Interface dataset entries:
▼

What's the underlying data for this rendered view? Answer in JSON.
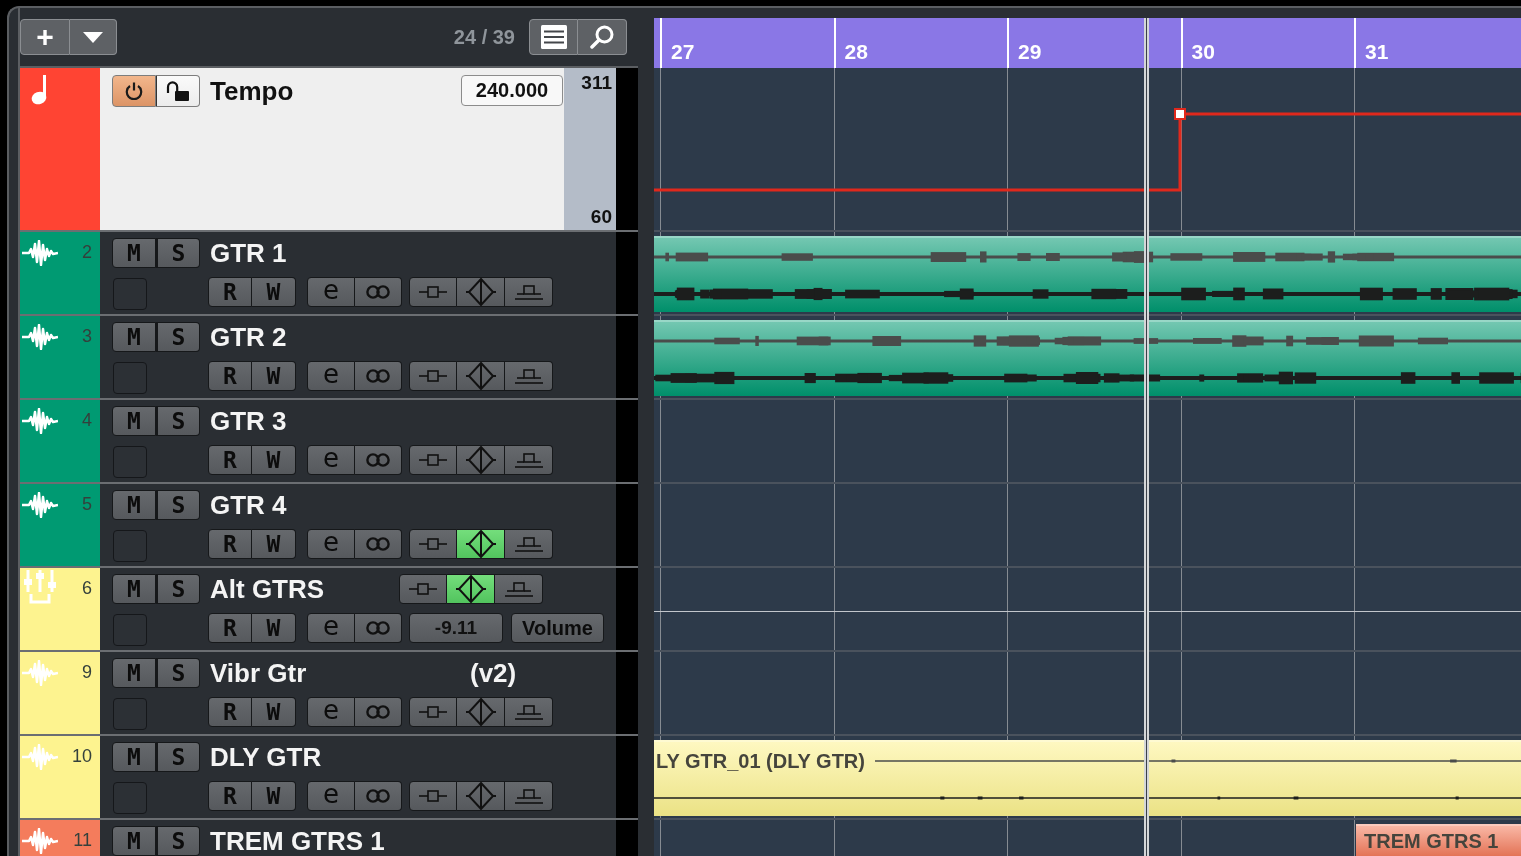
{
  "toolbar": {
    "add_label": "+",
    "track_count": "24 / 39"
  },
  "tempo_track": {
    "name": "Tempo",
    "color": "#ff4433",
    "power_on": true,
    "locked": false,
    "value": "240.000",
    "scale_max": "311",
    "scale_min": "60"
  },
  "tracks": [
    {
      "number": "2",
      "name": "GTR 1",
      "kind": "audio",
      "color": "#009a72",
      "mute_solo": [
        "M",
        "S"
      ],
      "read_write": [
        "R",
        "W"
      ],
      "edit": "e",
      "diamond_on": false,
      "cut_off": false,
      "clip": {
        "starts_in_view": false
      }
    },
    {
      "number": "3",
      "name": "GTR 2",
      "kind": "audio",
      "color": "#009a72",
      "mute_solo": [
        "M",
        "S"
      ],
      "read_write": [
        "R",
        "W"
      ],
      "edit": "e",
      "diamond_on": false,
      "cut_off": false,
      "clip": {
        "starts_in_view": false
      }
    },
    {
      "number": "4",
      "name": "GTR 3",
      "kind": "audio",
      "color": "#009a72",
      "mute_solo": [
        "M",
        "S"
      ],
      "read_write": [
        "R",
        "W"
      ],
      "edit": "e",
      "diamond_on": false,
      "cut_off": false
    },
    {
      "number": "5",
      "name": "GTR 4",
      "kind": "audio",
      "color": "#009a72",
      "mute_solo": [
        "M",
        "S"
      ],
      "read_write": [
        "R",
        "W"
      ],
      "edit": "e",
      "diamond_on": true,
      "cut_off": false
    },
    {
      "number": "6",
      "name": "Alt GTRS",
      "kind": "group",
      "color": "#fdf38f",
      "mute_solo": [
        "M",
        "S"
      ],
      "read_write": [
        "R",
        "W"
      ],
      "edit": "e",
      "diamond_on": true,
      "value": "-9.11",
      "parameter": "Volume",
      "cut_off": false
    },
    {
      "number": "9",
      "name": "Vibr Gtr",
      "kind": "audio",
      "color": "#fdf38f",
      "mute_solo": [
        "M",
        "S"
      ],
      "tag": "(v2)",
      "read_write": [
        "R",
        "W"
      ],
      "edit": "e",
      "diamond_on": false,
      "cut_off": false
    },
    {
      "number": "10",
      "name": "DLY GTR",
      "kind": "audio",
      "color": "#fdf38f",
      "mute_solo": [
        "M",
        "S"
      ],
      "read_write": [
        "R",
        "W"
      ],
      "edit": "e",
      "diamond_on": false,
      "cut_off": false,
      "clip": {
        "label": "LY GTR_01 (DLY GTR)",
        "starts_in_view": false
      }
    },
    {
      "number": "11",
      "name": "TREM GTRS 1",
      "kind": "audio",
      "color": "#f47c5c",
      "mute_solo": [
        "M",
        "S"
      ],
      "cut_off": true,
      "clip": {
        "label": "TREM GTRS 1",
        "starts_in_view": true
      }
    }
  ],
  "timeline": {
    "bars": [
      "27",
      "28",
      "29",
      "30",
      "31"
    ]
  }
}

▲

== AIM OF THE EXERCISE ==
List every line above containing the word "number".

== SOLUTION TO THIS TASK ==
      "number": "2",
      "number": "3",
      "number": "4",
      "number": "5",
      "number": "6",
      "number": "9",
      "number": "10",
      "number": "11",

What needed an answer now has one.